Working hours in Germany

On average, employees in Germany have some of the shortest working hours in Europe. Couple this with high productivity levels, and it seems that Germans strike an ideal work-life balance. The page looks at working hours, overtime and related regulations in Germany.

Full-time work in Germany

The average working week in Germany is between 36 and 40 hours. The majority of full-time jobs in Germany are seven or eight hours a day, five days a week, with an hour or 30 minutes’ break at lunchtime.

Some companies may operate a longer working week, but compensate their employees with a higher salary or additional annual holiday leave. Self-employed workers often work more than 48 hours per week.

Part-time work in Germany

Anyone working in Germany for less than 30 hours per week is considered a part-time employee. Once you have been at your company for six months, you have the right to request a reduction to your weekly working hours (as long as the company employs more than 15 people).

Part-time work is becoming more popular, as freelancing and job-sharing become more prevalent. The generous provision in Germany for parental allowance also combines well with part-time work. In 2018, Germany’s biggest metalwork union won a legal battle to be granted the right to a 28-hour week.

Legal limits to working hours in Germany

In Germany there are strict legal limits on working hours: you are not permitted to work more than eight hours per day. The working week runs from Monday to Saturday, and employees must not work more than 48 hours per week. This can be extended to 10 hours per day, if within six months (or 24 weeks) the overall average working time does not exceed eight hours per day.

Work on Sundays and public holidays is largely prohibited, except for workers in the service industry. Work on Sundays must be compensated by corresponding time off within the following two weeks.

If you work between six and nine hours you are entitled to a 30-minute break, which you can also split into two breaks of 15 minutes. If you work more than nine hours, you are entitled to a 45-minute break after six hours of work. You must receive a break of more than 11 hours between work shifts.

Working overtime in Germany

Overtime work must also conform to the maximum working hours specified above (i.e. no more than 60 hours a week, averaging out to 48 hours over a 6-month period). Overtime will usually be compensated with time off in lieu, although some companies will pay for any overtime hours worked.

Your right to compensation for hours worked overtime will be specified in your employment contract. Some companies maintain that a small amount of overtime is a normal part of the job and will not provide additional remuneration.

If you have any concerns with the amount of (unpaid) overtime you are working, it is best to speak with your employer. You might also consider consulting with a lawyer.      

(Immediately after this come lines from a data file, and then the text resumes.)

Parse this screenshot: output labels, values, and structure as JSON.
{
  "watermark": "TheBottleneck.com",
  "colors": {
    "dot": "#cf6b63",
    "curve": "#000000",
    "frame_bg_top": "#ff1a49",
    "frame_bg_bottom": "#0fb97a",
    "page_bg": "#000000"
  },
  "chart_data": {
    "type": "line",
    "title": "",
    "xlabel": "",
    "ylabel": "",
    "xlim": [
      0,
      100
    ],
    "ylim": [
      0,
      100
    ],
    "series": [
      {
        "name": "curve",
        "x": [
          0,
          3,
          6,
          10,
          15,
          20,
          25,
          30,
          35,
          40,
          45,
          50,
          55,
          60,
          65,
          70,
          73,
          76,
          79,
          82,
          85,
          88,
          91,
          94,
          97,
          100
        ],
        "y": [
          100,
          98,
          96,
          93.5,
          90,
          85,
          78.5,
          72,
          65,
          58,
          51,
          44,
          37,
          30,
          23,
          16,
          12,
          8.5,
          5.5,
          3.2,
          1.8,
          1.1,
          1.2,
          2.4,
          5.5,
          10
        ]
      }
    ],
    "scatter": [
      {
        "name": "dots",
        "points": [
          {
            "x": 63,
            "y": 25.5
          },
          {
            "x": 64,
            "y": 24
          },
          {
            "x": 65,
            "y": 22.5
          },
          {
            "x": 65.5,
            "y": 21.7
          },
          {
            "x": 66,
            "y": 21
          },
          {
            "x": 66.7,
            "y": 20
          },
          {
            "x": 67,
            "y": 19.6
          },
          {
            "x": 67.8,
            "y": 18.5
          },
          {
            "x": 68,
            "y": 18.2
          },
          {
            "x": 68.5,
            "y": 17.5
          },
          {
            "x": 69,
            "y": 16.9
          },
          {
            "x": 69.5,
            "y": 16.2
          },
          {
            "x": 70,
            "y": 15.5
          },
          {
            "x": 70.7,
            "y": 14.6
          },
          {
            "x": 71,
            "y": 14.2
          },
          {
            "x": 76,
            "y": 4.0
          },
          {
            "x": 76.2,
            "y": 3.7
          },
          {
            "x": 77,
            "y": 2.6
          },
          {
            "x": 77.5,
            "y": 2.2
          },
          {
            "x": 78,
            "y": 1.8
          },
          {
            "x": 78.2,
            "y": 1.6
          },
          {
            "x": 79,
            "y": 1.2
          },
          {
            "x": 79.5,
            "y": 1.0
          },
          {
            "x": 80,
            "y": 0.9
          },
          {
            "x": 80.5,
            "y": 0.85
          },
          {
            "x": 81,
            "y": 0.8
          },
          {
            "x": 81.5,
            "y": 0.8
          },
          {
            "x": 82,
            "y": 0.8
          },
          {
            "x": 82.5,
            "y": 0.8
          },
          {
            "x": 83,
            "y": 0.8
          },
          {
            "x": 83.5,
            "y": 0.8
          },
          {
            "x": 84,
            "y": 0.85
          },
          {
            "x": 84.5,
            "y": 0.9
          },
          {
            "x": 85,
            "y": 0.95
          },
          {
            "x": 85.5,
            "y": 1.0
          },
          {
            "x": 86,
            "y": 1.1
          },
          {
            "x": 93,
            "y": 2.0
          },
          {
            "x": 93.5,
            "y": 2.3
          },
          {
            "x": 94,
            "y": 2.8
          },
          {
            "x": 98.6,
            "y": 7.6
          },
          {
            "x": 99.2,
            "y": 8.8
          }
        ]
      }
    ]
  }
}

Flexible hours in Germany

Many companies in Germany will allow you to work flexibly rather than sticking rigidly to the standard working day. This might include:

  • Working from home
  • Working longer days in exchange for days off
  • Time off in lieu

Read also